## Exercise prompt:
This exercise calls for every record to be returned exactly, with pictures removed.

Task inputs: Begin

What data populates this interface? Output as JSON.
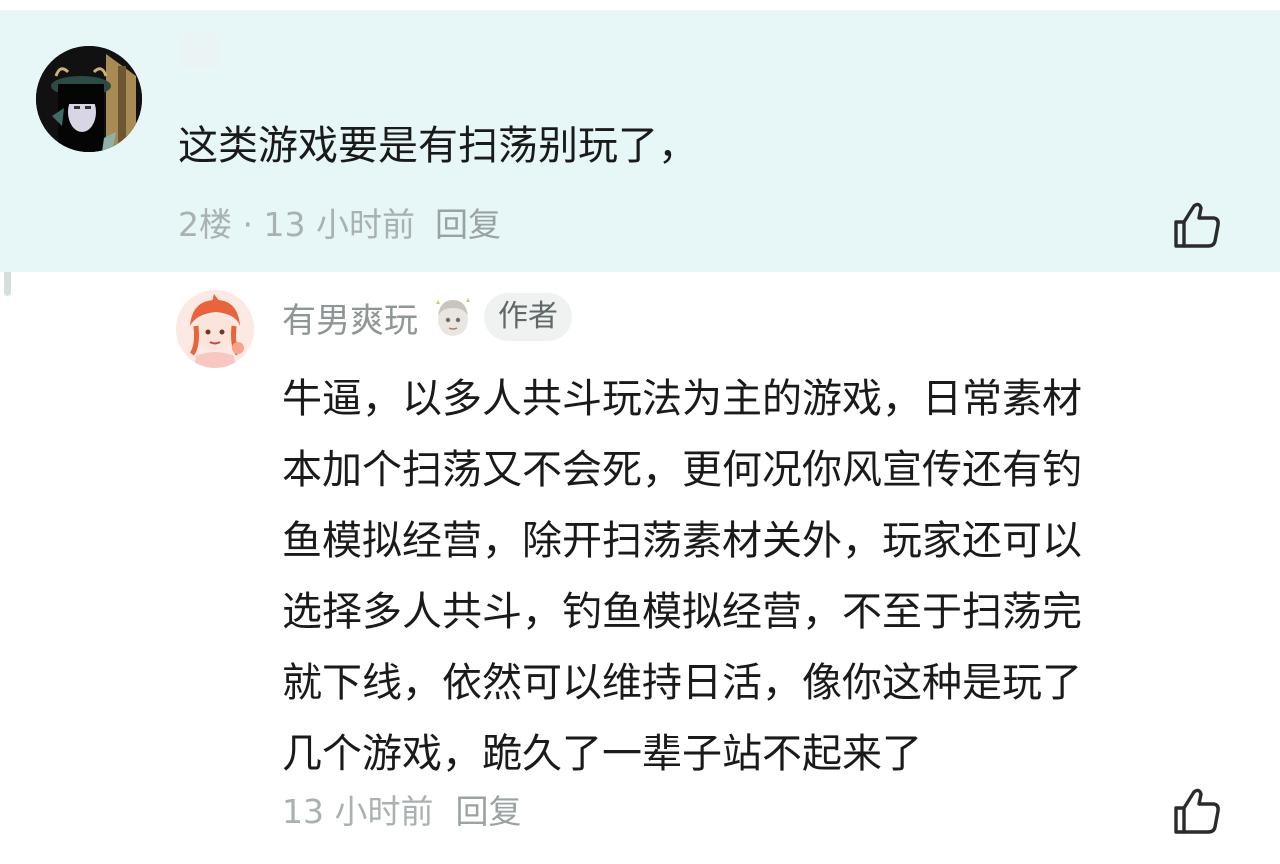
{
  "comments": [
    {
      "text": "这类游戏要是有扫荡别玩了，",
      "floor": "2楼",
      "separator": " · ",
      "time": "13 小时前",
      "reply_label": "回复",
      "like_icon": "thumbs-up-icon"
    }
  ],
  "reply": {
    "username": "有男爽玩",
    "author_badge": "作者",
    "lines": [
      "牛逼，以多人共斗玩法为主的游戏，日常素材",
      "本加个扫荡又不会死，更何况你风宣传还有钓",
      "鱼模拟经营，除开扫荡素材关外，玩家还可以",
      "选择多人共斗，钓鱼模拟经营，不至于扫荡完",
      "就下线，依然可以维持日活，像你这种是玩了",
      "几个游戏，跪久了一辈子站不起来了"
    ],
    "time": "13 小时前",
    "reply_label": "回复",
    "like_icon": "thumbs-up-icon"
  },
  "colors": {
    "highlight_bg": "#e7f6f7",
    "text": "#1a1a1a",
    "meta": "#a9b1b1",
    "badge_bg": "#f0f2f2"
  }
}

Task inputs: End

## Response box:
What data populates this interface? Output as JSON.
{
  "comments": [
    {
      "text": "这类游戏要是有扫荡别玩了，",
      "floor": "2楼",
      "separator": " · ",
      "time": "13 小时前",
      "reply_label": "回复",
      "like_icon": "thumbs-up-icon"
    }
  ],
  "reply": {
    "username": "有男爽玩",
    "author_badge": "作者",
    "lines": [
      "牛逼，以多人共斗玩法为主的游戏，日常素材",
      "本加个扫荡又不会死，更何况你风宣传还有钓",
      "鱼模拟经营，除开扫荡素材关外，玩家还可以",
      "选择多人共斗，钓鱼模拟经营，不至于扫荡完",
      "就下线，依然可以维持日活，像你这种是玩了",
      "几个游戏，跪久了一辈子站不起来了"
    ],
    "time": "13 小时前",
    "reply_label": "回复",
    "like_icon": "thumbs-up-icon"
  },
  "colors": {
    "highlight_bg": "#e7f6f7",
    "text": "#1a1a1a",
    "meta": "#a9b1b1",
    "badge_bg": "#f0f2f2"
  }
}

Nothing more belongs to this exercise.